No expense was spared in the build, utilizing the best-of-the-best in every aspect, from the SFI 25.3 spec chassis to the Rossler Pro-Mod Turbo 400 trans and Gear Vendors Overdrive unit. Every part used on this creation is top-of-the-line. Combined with the immaculate bodywork and paint, it’s no surprise Richardson’s ’57 has numerous awards from car shows and could hold its own on a drag strip. I say “could” because he didn’t build this car to race.
When Richardson decided on this build, he had his dream car in mind and knew what he wanted. The Pro Street cars from his youth stuck with him into adulthood, and that low, aggressive, big-tire, race car look is precisely what Richardson pictured in his head for his ’57. The result speaks for itself. From every angle, this Pro Street ’57 embodies the look Richardson was after from the start.
Built by Dusold Designs of Lewisville, Texas, and owned and driven by Jason Bottenfield, the Texaco Camaro represents many things that we, as enthusiasts, love about the car culture. To start, this 1969 Camaro is Bottenfield’s first car. Found and bought with the help of his father, Bottenfield has held onto the Camaro since he was sixteen.

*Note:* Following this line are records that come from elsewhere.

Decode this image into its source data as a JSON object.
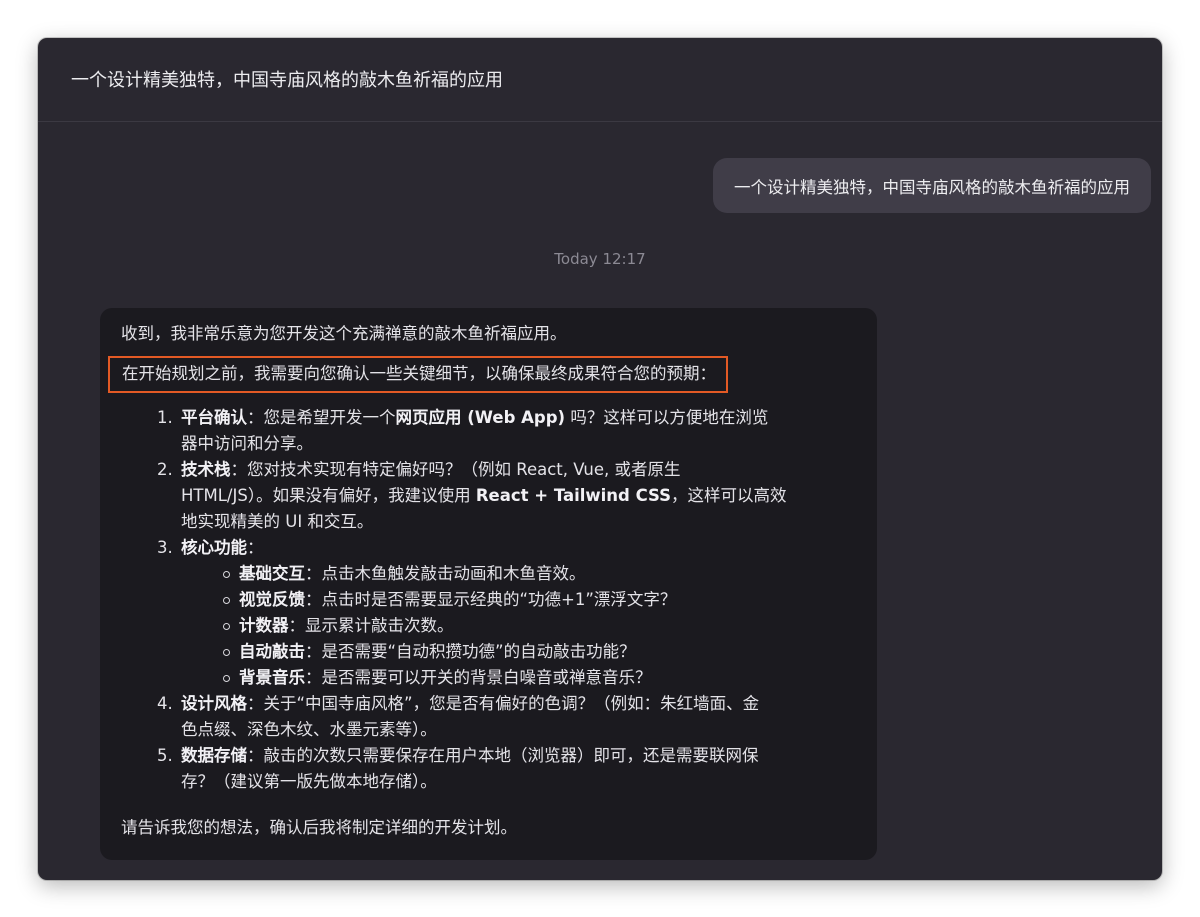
{
  "header": {
    "title": "一个设计精美独特，中国寺庙风格的敲木鱼祈福的应用"
  },
  "user_message": {
    "text": "一个设计精美独特，中国寺庙风格的敲木鱼祈福的应用"
  },
  "timestamp": "Today 12:17",
  "assistant_message": {
    "intro": "收到，我非常乐意为您开发这个充满禅意的敲木鱼祈福应用。",
    "highlighted": "在开始规划之前，我需要向您确认一些关键细节，以确保最终成果符合您的预期：",
    "items": [
      {
        "title": "平台确认",
        "line1_a": "：您是希望开发一个",
        "line1_b": "网页应用 (Web App)",
        "line1_c": " 吗？这样可以方便地在浏览",
        "line2": "器中访问和分享。"
      },
      {
        "title": "技术栈",
        "line1_a": "：您对技术实现有特定偏好吗？（例如 React, Vue, 或者原生",
        "line2_a": "HTML/JS）。如果没有偏好，我建议使用 ",
        "line2_b": "React + Tailwind CSS",
        "line2_c": "，这样可以高效",
        "line3": "地实现精美的 UI 和交互。"
      },
      {
        "title": "核心功能",
        "colon": "：",
        "subitems": [
          {
            "title": "基础交互",
            "text": "：点击木鱼触发敲击动画和木鱼音效。"
          },
          {
            "title": "视觉反馈",
            "text": "：点击时是否需要显示经典的“功德+1”漂浮文字？"
          },
          {
            "title": "计数器",
            "text": "：显示累计敲击次数。"
          },
          {
            "title": "自动敲击",
            "text": "：是否需要“自动积攒功德”的自动敲击功能？"
          },
          {
            "title": "背景音乐",
            "text": "：是否需要可以开关的背景白噪音或禅意音乐？"
          }
        ]
      },
      {
        "title": "设计风格",
        "line1_a": "：关于“中国寺庙风格”，您是否有偏好的色调？（例如：朱红墙面、金",
        "line2": "色点缀、深色木纹、水墨元素等）。"
      },
      {
        "title": "数据存储",
        "line1_a": "：敲击的次数只需要保存在用户本地（浏览器）即可，还是需要联网保",
        "line2": "存？（建议第一版先做本地存储）。"
      }
    ],
    "closing": "请告诉我您的想法，确认后我将制定详细的开发计划。"
  },
  "colors": {
    "window_bg": "#2a2830",
    "user_bubble_bg": "#403d48",
    "assistant_bubble_bg": "#1b1a1f",
    "highlight_border": "#e35a25",
    "timestamp_text": "#8c8a94"
  }
}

Originally the car was a bit of a basket case in need of a lot of TLC. After being driven throughout high school, as stories like these generally go, the Camaro was stored while Bottenfield went off to college. It was in 2017 that he enlisted the help of Mike Dusold, owner of Dusold Designs, to help with the imagining. Dusold is both a top-tier painter and a car-building extraordinaire.
Dusold took Bottenfield’s family history of owning a Texaco station and turned the Camaro into a patina-covered ’60s Trans Am era race car. Only now, the first-gen Camaro sports a supercharged LT5 crate motor, a SADEV sequential transmission, and a laundry list of high-tech modifications meant to make the car a championship winner in the Optima Search For The Ultimate Street Car series. To that end, Bottenfield has hit a home run as he has piloted the Texaco Camaro to win back-to-back championships in the GTV class in 2021 and 2022.

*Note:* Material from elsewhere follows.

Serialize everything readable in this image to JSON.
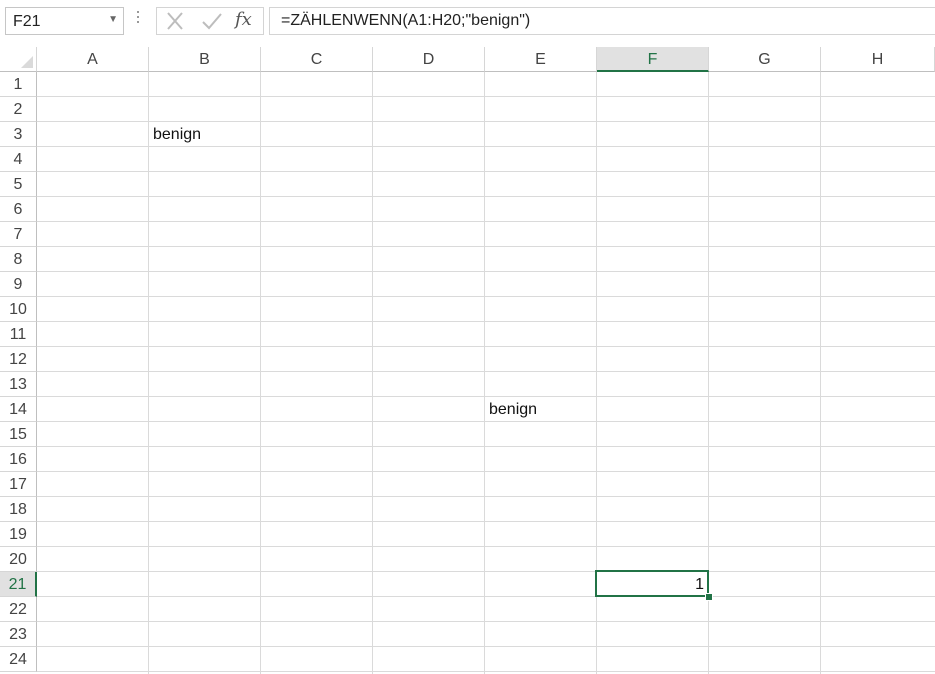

What would a top-5 LSX feature list be without a stereotypical LS-swapped Fox Body Mustang? Only Tyler Baber’s Fox is anything but stereotypical. Sure, it’s been LS-swapped and has a turbocharger, but the level the 269 Motorsports owner has taken this Mustang to puts it in rare air among the competition.
I’m a sucker for a clean Fox Body Mustang, and they don’t come much better than this one. I also love a good story behind a car, and this Mustang happens to be Baber’s first car. The ’89 Fox was found on Craigslist and purchased by Baber at the age of 16, and he says he’s never selling it. First purchased sans transmission, the Mustang has gone through multiple iterations, with the current version taking five years to complete.

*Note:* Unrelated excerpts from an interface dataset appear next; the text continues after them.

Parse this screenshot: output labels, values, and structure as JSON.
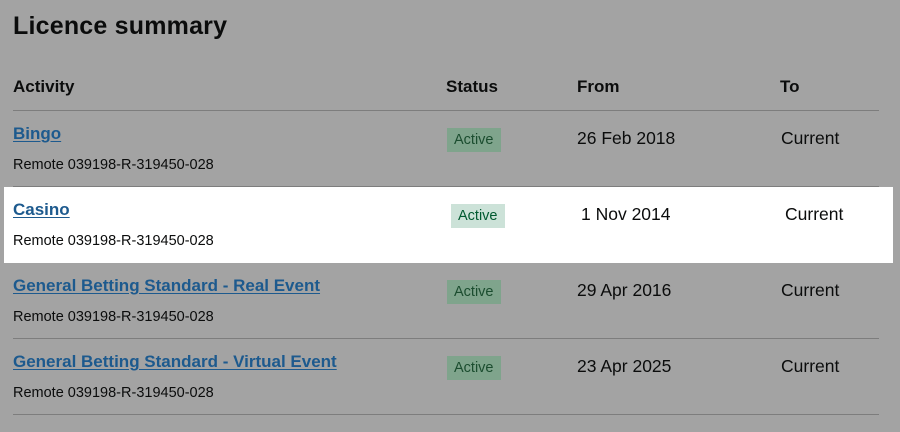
{
  "page": {
    "title": "Licence summary"
  },
  "table": {
    "headers": {
      "activity": "Activity",
      "status": "Status",
      "from": "From",
      "to": "To"
    },
    "rows": [
      {
        "activity": "Bingo",
        "reference": "Remote 039198-R-319450-028",
        "status": "Active",
        "from": "26 Feb 2018",
        "to": "Current"
      },
      {
        "activity": "Casino",
        "reference": "Remote 039198-R-319450-028",
        "status": "Active",
        "from": "1 Nov 2014",
        "to": "Current"
      },
      {
        "activity": "General Betting Standard - Real Event",
        "reference": "Remote 039198-R-319450-028",
        "status": "Active",
        "from": "29 Apr 2016",
        "to": "Current"
      },
      {
        "activity": "General Betting Standard - Virtual Event",
        "reference": "Remote 039198-R-319450-028",
        "status": "Active",
        "from": "23 Apr 2025",
        "to": "Current"
      }
    ]
  },
  "colors": {
    "overlay_background": "#a3a3a3",
    "highlight_background": "#ffffff",
    "link": "#1d5a8e",
    "badge_background": "#cce2d8",
    "badge_text": "#005a30"
  }
}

Baber’s Mustang has paid its dues as a daily driver and now serves as a rolling 7-second billboard for 269 Motorsports. The Notch, as the Fox has come to be known, even holds the distinction of making the first 7-second pass with a stock block during LS Fest. It has everything there is to love about an LS-swapped Fox body. Small tires, no bars, stock-style suspension, and big horsepower being pumped out by the 6.0L LS and 85 mm turbocharger.
Big Things On The Horizon
This past year was a great one for LSX Magazine. The cars and trucks we had the opportunity to cover in 2022 were outstanding. From record-setting race cars to award-winning show cars, there were far more vehicles worthy of features than we can cover.
I look forward to 2023 and getting more of these incredible machines in front of you. LSXMagazine.com also has a few projects of our own that you will be seeing progress on this year. I am very excited about them as they cover the spectrum from mild to wild, so stay tuned!